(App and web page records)
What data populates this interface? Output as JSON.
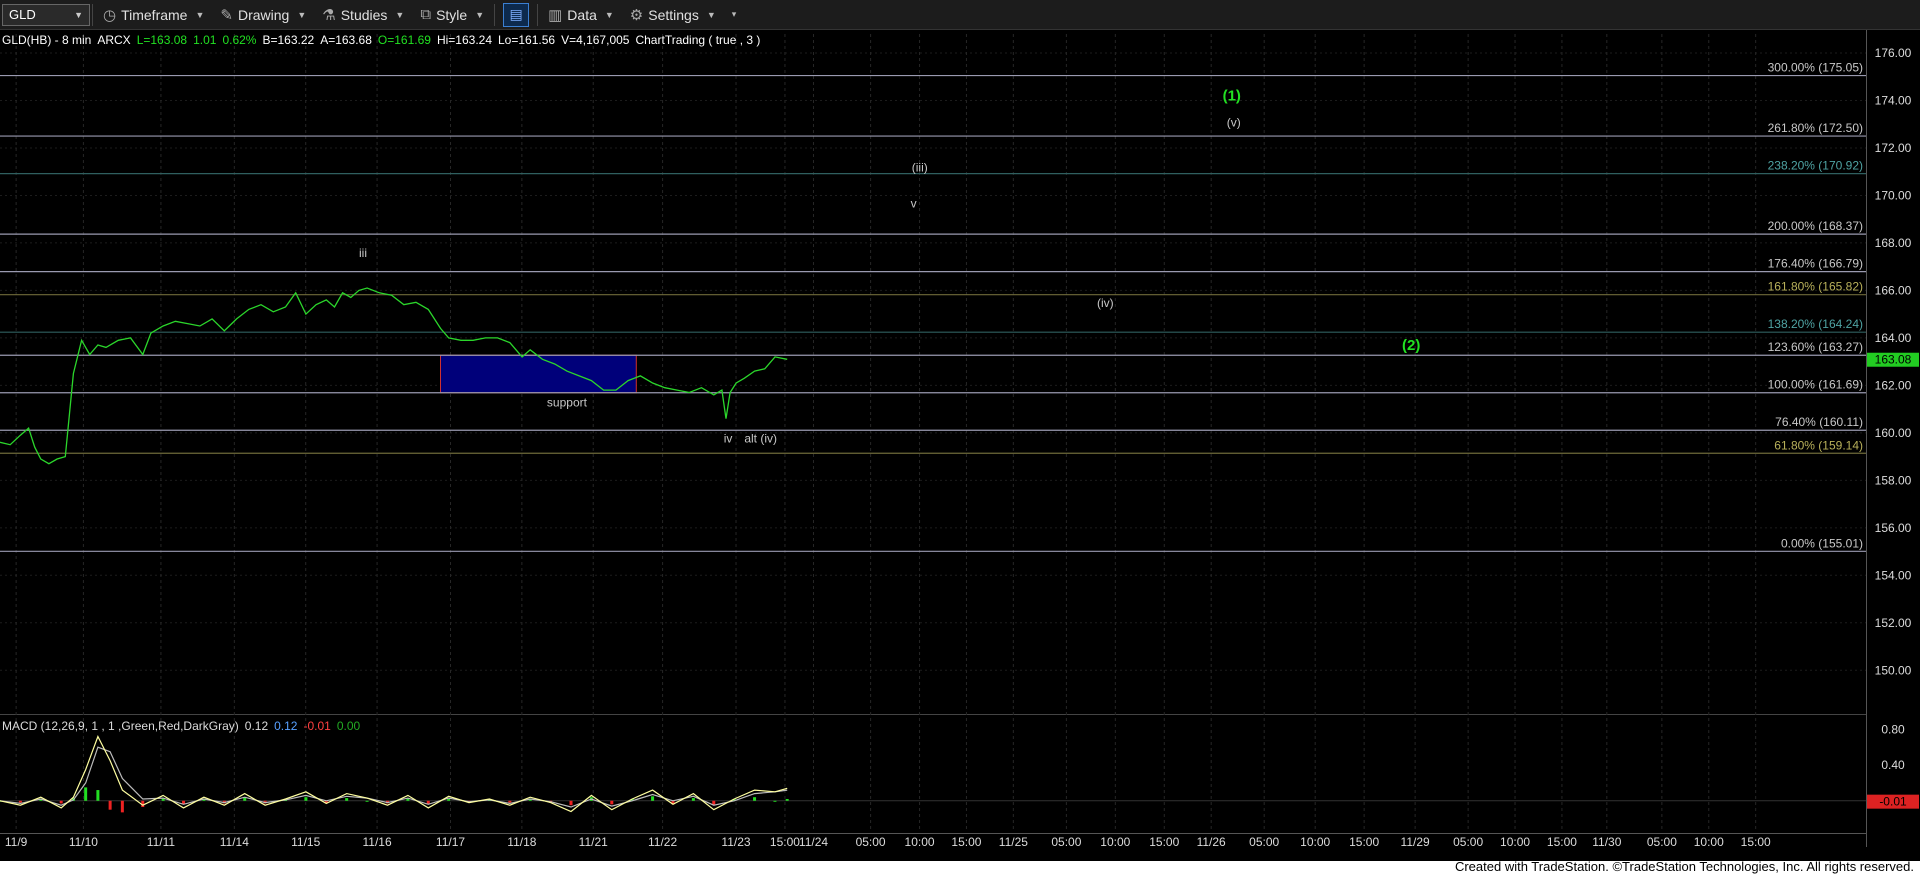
{
  "toolbar": {
    "symbol": "GLD",
    "timeframe_label": "Timeframe",
    "drawing_label": "Drawing",
    "studies_label": "Studies",
    "style_label": "Style",
    "data_label": "Data",
    "settings_label": "Settings"
  },
  "footer": {
    "credit": "Created with TradeStation. ©TradeStation Technologies, Inc. All rights reserved."
  },
  "colors": {
    "background": "#000000",
    "price_line": "#2bd62b",
    "fib_line": "#9a9ab0",
    "fib_label": "#c8c8c8",
    "fib_label_olive": "#b8b05a",
    "fib_label_teal": "#4fa3a3",
    "wave_label_green": "#22e022",
    "support_box": "#00007a",
    "support_border": "#d03030",
    "macd_line": "#ffffa0",
    "signal_line": "#bbbbbb",
    "hist_pos": "#22dd22",
    "hist_neg": "#ee2222",
    "last_price_bg": "#22cc22",
    "macd_last_bg": "#dd2222"
  },
  "chart_data": {
    "type": "line",
    "header": {
      "symbol": "GLD(HB) - 8 min",
      "exchange": "ARCX",
      "last": "L=163.08",
      "change": "1.01",
      "change_pct": "0.62%",
      "bid": "B=163.22",
      "ask": "A=163.68",
      "open": "O=161.69",
      "high": "Hi=163.24",
      "low": "Lo=161.56",
      "volume": "V=4,167,005",
      "study": "ChartTrading ( true , 3 )"
    },
    "x_ticks": [
      "11/9",
      "11/10",
      "11/11",
      "11/14",
      "11/15",
      "11/16",
      "11/17",
      "11/18",
      "11/21",
      "11/22",
      "11/23",
      "15:00",
      "11/24",
      "05:00",
      "10:00",
      "15:00",
      "11/25",
      "05:00",
      "10:00",
      "15:00",
      "11/26",
      "05:00",
      "10:00",
      "15:00",
      "11/29",
      "05:00",
      "10:00",
      "15:00",
      "11/30",
      "05:00",
      "10:00",
      "15:00"
    ],
    "x_tick_pos": [
      0.3,
      3.6,
      7.4,
      11.0,
      14.5,
      18.0,
      21.6,
      25.1,
      28.6,
      32.0,
      35.6,
      38.0,
      39.4,
      42.2,
      44.6,
      46.9,
      49.2,
      51.8,
      54.2,
      56.6,
      58.9,
      61.5,
      64.0,
      66.4,
      68.9,
      71.5,
      73.8,
      76.1,
      78.3,
      81.0,
      83.3,
      85.6
    ],
    "y_range": [
      148.2,
      176.8
    ],
    "y_ticks": [
      150.0,
      152.0,
      154.0,
      156.0,
      158.0,
      160.0,
      162.0,
      164.0,
      166.0,
      168.0,
      170.0,
      172.0,
      174.0,
      176.0
    ],
    "y_tick_labels": [
      "150.00",
      "152.00",
      "154.00",
      "156.00",
      "158.00",
      "160.00",
      "162.00",
      "164.00",
      "166.00",
      "168.00",
      "170.00",
      "172.00",
      "174.00",
      "176.00"
    ],
    "last_price_label": "163.08",
    "last_price": 163.08,
    "fib_levels": [
      {
        "label": "300.00% (175.05)",
        "value": 175.05,
        "tone": "white"
      },
      {
        "label": "261.80% (172.50)",
        "value": 172.5,
        "tone": "white"
      },
      {
        "label": "238.20% (170.92)",
        "value": 170.92,
        "tone": "teal"
      },
      {
        "label": "200.00% (168.37)",
        "value": 168.37,
        "tone": "white"
      },
      {
        "label": "176.40% (166.79)",
        "value": 166.79,
        "tone": "white"
      },
      {
        "label": "161.80% (165.82)",
        "value": 165.82,
        "tone": "olive"
      },
      {
        "label": "138.20% (164.24)",
        "value": 164.24,
        "tone": "teal"
      },
      {
        "label": "123.60% (163.27)",
        "value": 163.27,
        "tone": "white"
      },
      {
        "label": "100.00% (161.69)",
        "value": 161.69,
        "tone": "white"
      },
      {
        "label": "76.40% (160.11)",
        "value": 160.11,
        "tone": "white"
      },
      {
        "label": "61.80% (159.14)",
        "value": 159.14,
        "tone": "olive"
      },
      {
        "label": "0.00% (155.01)",
        "value": 155.01,
        "tone": "white"
      }
    ],
    "support_zone": {
      "x_from": 21.6,
      "x_to": 31.2,
      "y_from": 161.69,
      "y_to": 163.27,
      "label": "support",
      "label_x": 27.8,
      "label_y": 161.1
    },
    "annotations": [
      {
        "text": "iii",
        "x": 17.8,
        "y": 167.4,
        "color": "white"
      },
      {
        "text": "iv",
        "x": 35.7,
        "y": 159.6,
        "color": "white"
      },
      {
        "text": "alt (iv)",
        "x": 37.3,
        "y": 159.6,
        "color": "white"
      },
      {
        "text": "(iii)",
        "x": 45.1,
        "y": 171.0,
        "color": "white"
      },
      {
        "text": "v",
        "x": 44.8,
        "y": 169.5,
        "color": "white"
      },
      {
        "text": "(iv)",
        "x": 54.2,
        "y": 165.3,
        "color": "white"
      },
      {
        "text": "(1)",
        "x": 60.4,
        "y": 174.0,
        "color": "green"
      },
      {
        "text": "(v)",
        "x": 60.5,
        "y": 172.9,
        "color": "white"
      },
      {
        "text": "(2)",
        "x": 69.2,
        "y": 163.5,
        "color": "green"
      }
    ],
    "price_series": {
      "name": "GLD",
      "x": [
        0,
        0.5,
        1.0,
        1.4,
        1.7,
        2.0,
        2.4,
        2.8,
        3.2,
        3.6,
        4.0,
        4.4,
        4.8,
        5.2,
        5.8,
        6.4,
        7.0,
        7.4,
        8.0,
        8.6,
        9.2,
        9.8,
        10.4,
        11.0,
        11.6,
        12.2,
        12.8,
        13.4,
        14.0,
        14.5,
        15.0,
        15.5,
        16.0,
        16.4,
        16.8,
        17.2,
        17.6,
        18.0,
        18.6,
        19.2,
        19.8,
        20.4,
        21.0,
        21.6,
        22.0,
        22.6,
        23.2,
        23.8,
        24.4,
        25.0,
        25.6,
        26.0,
        26.6,
        27.2,
        27.8,
        28.4,
        29.0,
        29.6,
        30.2,
        30.8,
        31.4,
        32.0,
        32.6,
        33.2,
        33.8,
        34.4,
        35.0,
        35.4,
        35.6,
        35.8,
        36.1,
        36.5,
        37.0,
        37.5,
        38.0,
        38.6
      ],
      "y": [
        159.6,
        159.5,
        159.9,
        160.2,
        159.4,
        158.9,
        158.7,
        158.9,
        159.0,
        162.5,
        163.9,
        163.3,
        163.7,
        163.6,
        163.9,
        164.0,
        163.3,
        164.2,
        164.5,
        164.7,
        164.6,
        164.5,
        164.8,
        164.3,
        164.8,
        165.2,
        165.4,
        165.1,
        165.3,
        165.9,
        165.0,
        165.4,
        165.6,
        165.3,
        165.9,
        165.7,
        166.0,
        166.1,
        165.9,
        165.8,
        165.4,
        165.5,
        165.2,
        164.4,
        164.0,
        163.9,
        163.9,
        164.0,
        164.0,
        163.8,
        163.2,
        163.5,
        163.1,
        162.9,
        162.6,
        162.4,
        162.2,
        161.8,
        161.8,
        162.2,
        162.4,
        162.1,
        161.9,
        161.8,
        161.7,
        161.9,
        161.6,
        161.8,
        160.6,
        161.7,
        162.1,
        162.3,
        162.6,
        162.7,
        163.2,
        163.1
      ]
    },
    "macd": {
      "label": "MACD (12,26,9, 1 , 1 ,Green,Red,DarkGray)",
      "value1": "0.12",
      "value2": "0.12",
      "value3": "-0.01",
      "value4": "0.00",
      "y_range": [
        -0.35,
        0.95
      ],
      "y_ticks": [
        0.4,
        0.8
      ],
      "y_tick_labels": [
        "0.40",
        "0.80"
      ],
      "last_label": "-0.01",
      "last_value": -0.01,
      "x": [
        0,
        1,
        2,
        3,
        3.6,
        4.2,
        4.8,
        5.4,
        6,
        7,
        8,
        9,
        10,
        11,
        12,
        13,
        14,
        15,
        16,
        17,
        18,
        19,
        20,
        21,
        22,
        23,
        24,
        25,
        26,
        27,
        28,
        29,
        30,
        31,
        32,
        33,
        34,
        35,
        36,
        37,
        38,
        38.6
      ],
      "macd_line": [
        0.0,
        -0.05,
        0.04,
        -0.08,
        0.04,
        0.35,
        0.72,
        0.45,
        0.12,
        -0.05,
        0.06,
        -0.08,
        0.04,
        -0.05,
        0.08,
        -0.05,
        0.02,
        0.1,
        -0.03,
        0.08,
        0.03,
        -0.05,
        0.06,
        -0.08,
        0.05,
        -0.02,
        0.02,
        -0.05,
        0.04,
        -0.02,
        -0.12,
        0.06,
        -0.1,
        0.02,
        0.12,
        -0.04,
        0.08,
        -0.1,
        0.02,
        0.12,
        0.1,
        0.14
      ],
      "signal_line": [
        0.0,
        -0.03,
        0.02,
        -0.05,
        0.01,
        0.2,
        0.6,
        0.55,
        0.25,
        0.02,
        0.03,
        -0.04,
        0.02,
        -0.02,
        0.04,
        -0.02,
        0.01,
        0.06,
        0.0,
        0.05,
        0.03,
        -0.02,
        0.03,
        -0.04,
        0.03,
        -0.01,
        0.01,
        -0.03,
        0.02,
        -0.01,
        -0.07,
        0.02,
        -0.06,
        0.0,
        0.07,
        0.0,
        0.05,
        -0.05,
        0.0,
        0.08,
        0.1,
        0.12
      ],
      "histogram": [
        0.0,
        -0.02,
        0.02,
        -0.03,
        0.03,
        0.15,
        0.12,
        -0.1,
        -0.13,
        -0.07,
        0.03,
        -0.04,
        0.02,
        -0.03,
        0.04,
        -0.03,
        0.01,
        0.04,
        -0.03,
        0.03,
        0.0,
        -0.03,
        0.03,
        -0.04,
        0.02,
        -0.01,
        0.01,
        -0.02,
        0.02,
        -0.01,
        -0.05,
        0.04,
        -0.04,
        0.02,
        0.05,
        -0.04,
        0.03,
        -0.05,
        0.02,
        0.04,
        0.0,
        0.02
      ]
    }
  }
}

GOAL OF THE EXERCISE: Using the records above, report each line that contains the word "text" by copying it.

RESPONSE FOR THIS EXERCISE:
        "text": "iii",
        "text": "iv",
        "text": "alt (iv)",
        "text": "(iii)",
        "text": "v",
        "text": "(iv)",
        "text": "(1)",
        "text": "(v)",
        "text": "(2)",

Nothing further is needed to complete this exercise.